DSK: There’s no easy way to answer them.
RQ: Fine. So I’m just going to ask it straight-out. What were you thinking that day in New York?
DSK: Firstly, I don’t remember it exactly. And it depends if you’re taking that day before the event-
RQ: Before the event… before the event which led you to the event.
DSK: I wasn’t thinking anything. It happened, something happened, which is a private thing and I still say what happens in a room is a private thing unless the prosecutors find something to tell you that you are going to be charged for something and they have proof of that and when prosecutors, after having charging you tells, okay, finally we don’t have enough to charge you, it means that it is privacy and nobody has to say anything about it.
RQ: So what do you think was the … for making the accusation?
DSK: I don’t know. We can imagine several things. I don’t know I don’t want to have myself in that position now. But eeuuh many hypothesis have been put in the press. I’ve seen in the press that it could be for money, it could be for some secret services… I don’t know. I don’t know what was really the motivation, the reality is that I have been charged for very very euuh difficult crimes that at the end of the day, the prosecutor, the district attorney said okay there’s nothing anymore.
RQ: Why did you settle the case against her?
DSK: That’s very simple. The US is very specialistist.. In my country, in most European countries when on the penal side, penal say there’s nothing then you cannot be sued on the civil side. In the US, you can. So the prosecutor may say, we have nothing against you but still you may have a civil trial. And I was ready to go to the trial, but my lawyers told me okay it’s gonna take you 4 years. It will cost you much more in legal fees than you have to pay, even if you win so you better … and I decided to pay and go on with my life.
RQ: Do you give any credence to the conspiracy theorists? The secret services, the missing… Do you give any credence to the fact that you were set-up?
DSK: Credence maybe. Proof no. So I better say nothing.
So you do get some credence… When we talked one of the most controversial aspects of such a behavior was of course the fact that you had to perp-walk and this made much noise in France. How do you now view the perp-walk?
DSK: As the most terrible thing, frankly. Not only because it’s difficult to live; there are many things which are difficult to live with. The problem is it’s a moment where in all European, American society you suppose to be innocent, you suppose to be innocent and feel you’re convicted. And the perp-walk takes place at the moment where you suppose to be innocent. And so what happens is you just show to everybody as if you were a criminal, at the moment no one knows whether it’s true or not. Maybe you’re a criminal, maybe you’re not. And then you prove later on that it is just unfair to show people in that way to the rest of the world when you just don’t know what they have done.
RQ: did you feel that at the time?
DSK: Well I was, I was angry. Because at this moment I didn’t understand what was going on, I didn’t understand why I was there.
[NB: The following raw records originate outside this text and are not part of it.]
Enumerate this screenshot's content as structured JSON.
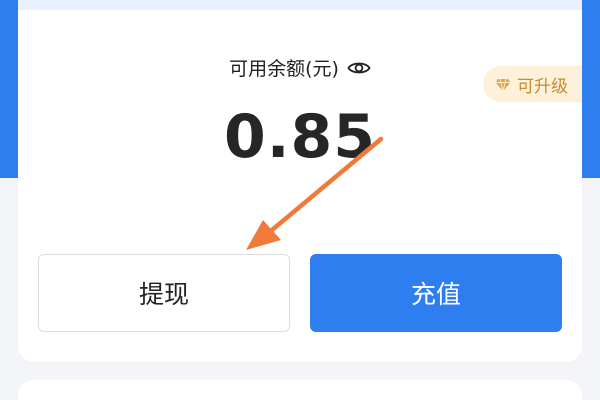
{
  "wallet": {
    "balance_label": "可用余额(元)",
    "balance_amount": "0.85",
    "upgrade_badge": "可升级"
  },
  "actions": {
    "withdraw_label": "提现",
    "recharge_label": "充值"
  },
  "colors": {
    "primary": "#2f7ef0",
    "badge_bg": "#fdf1dc",
    "badge_text": "#c98b2b",
    "arrow": "#f07a3a"
  },
  "icons": {
    "visibility": "eye-icon",
    "badge": "diamond-icon"
  }
}
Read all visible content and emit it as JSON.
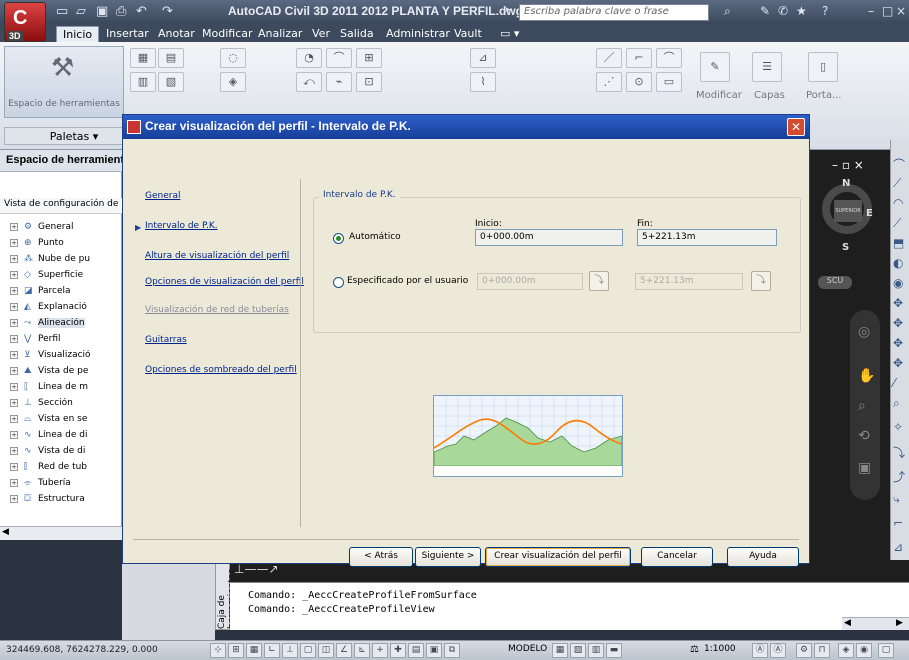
{
  "window": {
    "title": "AutoCAD Civil 3D 2011    2012 PLANTA Y PERFIL.dwg",
    "search_placeholder": "Escriba palabra clave o frase",
    "logo_version": "3D"
  },
  "ribbon_tabs": [
    "Inicio",
    "Insertar",
    "Anotar",
    "Modificar",
    "Analizar",
    "Ver",
    "Salida",
    "Administrar",
    "Vault"
  ],
  "ribbon": {
    "tool_palettes_label": "Espacio de herramientas",
    "palettes_label": "Paletas",
    "modify_label": "Modificar",
    "layers_label": "Capas",
    "clipboard_label": "Porta..."
  },
  "toolspace": {
    "header": "Espacio de herramientas",
    "view_label": "Vista de configuración de",
    "items": [
      "General",
      "Punto",
      "Nube de pu",
      "Superficie",
      "Parcela",
      "Explanació",
      "Alineación",
      "Perfil",
      "Visualizació",
      "Vista de pe",
      "Línea de m",
      "Sección",
      "Vista en se",
      "Línea de di",
      "Vista de di",
      "Red de tub",
      "Tubería",
      "Estructura"
    ],
    "side_label": "Caja de herramientas"
  },
  "dialog": {
    "title": "Crear visualización del perfil - Intervalo de P.K.",
    "nav": [
      "General",
      "Intervalo de P.K.",
      "Altura de visualización del perfil",
      "Opciones de visualización del perfil",
      "Visualización de red de tuberías",
      "Guitarras",
      "Opciones de sombreado del perfil"
    ],
    "group_label": "Intervalo de P.K.",
    "start_label": "Inicio:",
    "end_label": "Fin:",
    "auto_label": "Automático",
    "auto_start": "0+000.00m",
    "auto_end": "5+221.13m",
    "user_label": "Especificado por el usuario",
    "user_start": "0+000.00m",
    "user_end": "5+221.13m",
    "buttons": {
      "back": "< Atrás",
      "next": "Siguiente >",
      "create": "Crear visualización del perfil",
      "cancel": "Cancelar",
      "help": "Ayuda"
    }
  },
  "viewcube": {
    "north": "N",
    "south": "S",
    "east": "E",
    "face": "SUPERIOR",
    "ucs": "SCU"
  },
  "command": {
    "line1": "Comando:  _AeccCreateProfileFromSurface",
    "line2": "Comando:  _AeccCreateProfileView"
  },
  "status": {
    "coords": "324469.608, 7624278.229, 0.000",
    "model": "MODELO",
    "scale": "1:1000"
  }
}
I was just understanding that something was going on that I didn’t control.
RQ: The problem with all the allegations about you sir; whether it is the Sofitel incident or the young lady in France or the libertine soirée. The problem is that none of them, underneath them all there’s an element of behavior that is not expected of men or women of high office.
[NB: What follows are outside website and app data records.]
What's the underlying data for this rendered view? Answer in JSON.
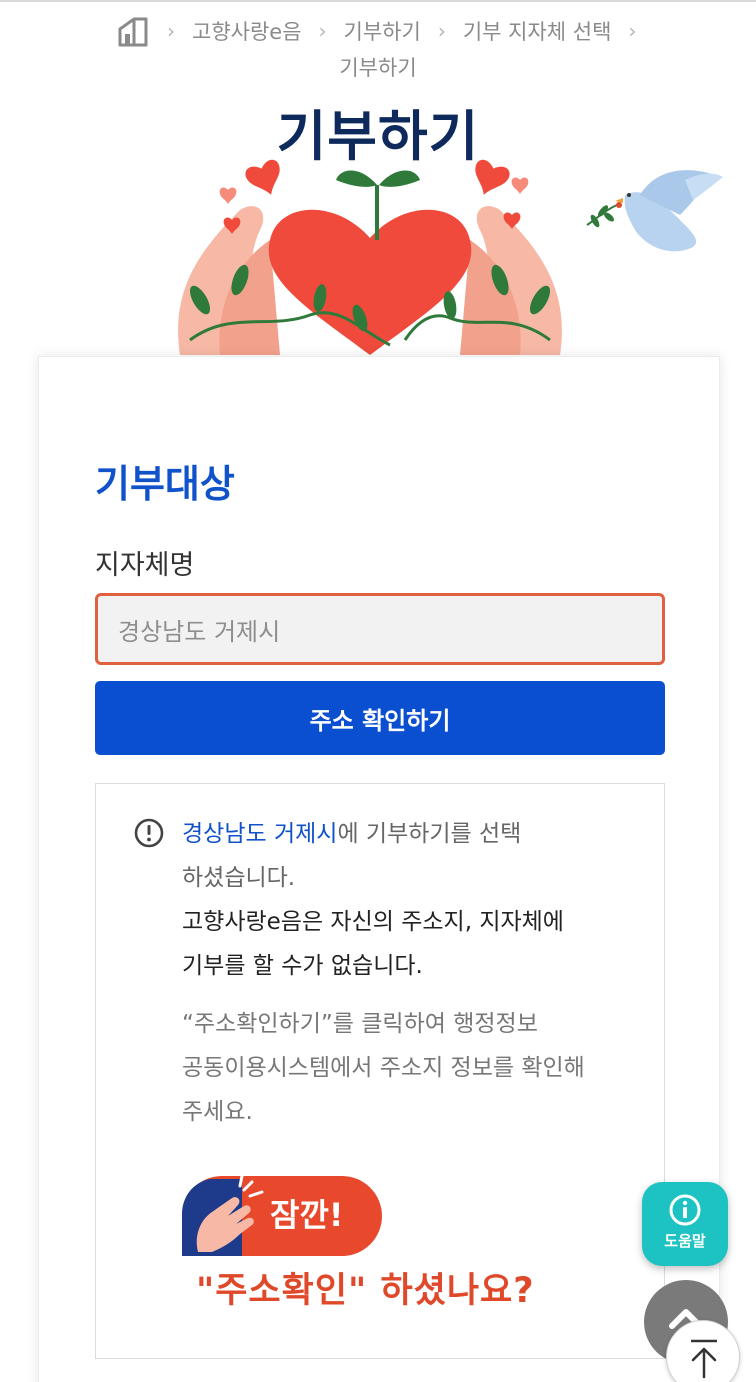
{
  "breadcrumb": {
    "home_icon": "home-icon",
    "items": [
      "고향사랑e음",
      "기부하기",
      "기부 지자체 선택",
      "기부하기"
    ]
  },
  "page": {
    "title": "기부하기"
  },
  "form": {
    "section_title": "기부대상",
    "field_label": "지자체명",
    "field_value": "경상남도 거제시",
    "confirm_button": "주소 확인하기"
  },
  "notice": {
    "icon": "exclamation-circle-icon",
    "highlight": "경상남도 거제시",
    "line1_rest": "에 기부하기를 선택",
    "line2": "하셨습니다.",
    "line3": "고향사랑e음은 자신의 주소지, 지자체에",
    "line4": "기부를 할 수가 없습니다.",
    "gray1": "“주소확인하기”를 클릭하여 행정정보",
    "gray2": "공동이용시스템에서 주소지 정보를 확인해",
    "gray3": "주세요.",
    "banner_text": "잠깐!",
    "question": "\"주소확인\" 하셨나요?"
  },
  "fab": {
    "help_label": "도움말",
    "help_icon": "info-icon",
    "up_icon": "chevron-up-icon",
    "top_icon": "arrow-up-icon"
  },
  "colors": {
    "title": "#0e2a5c",
    "accent_blue": "#0a4fd0",
    "field_border": "#e0613f",
    "help_fab": "#1cc3c2",
    "question": "#e0482a"
  }
}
DSK: I agree, I agree. So I made this mistake to believe that you could have a public life doing what you had to do in the public life and …. And that you can have a private life. And my mistake was certainly to believe that you can have these two things together without any connection between. It was wrong. It was wrong in the way you say because people are not expecting this kind of heterodox behavior from somebody having public responsibility.
RQ: Were you an accident waiting to happen?
DSK: No I would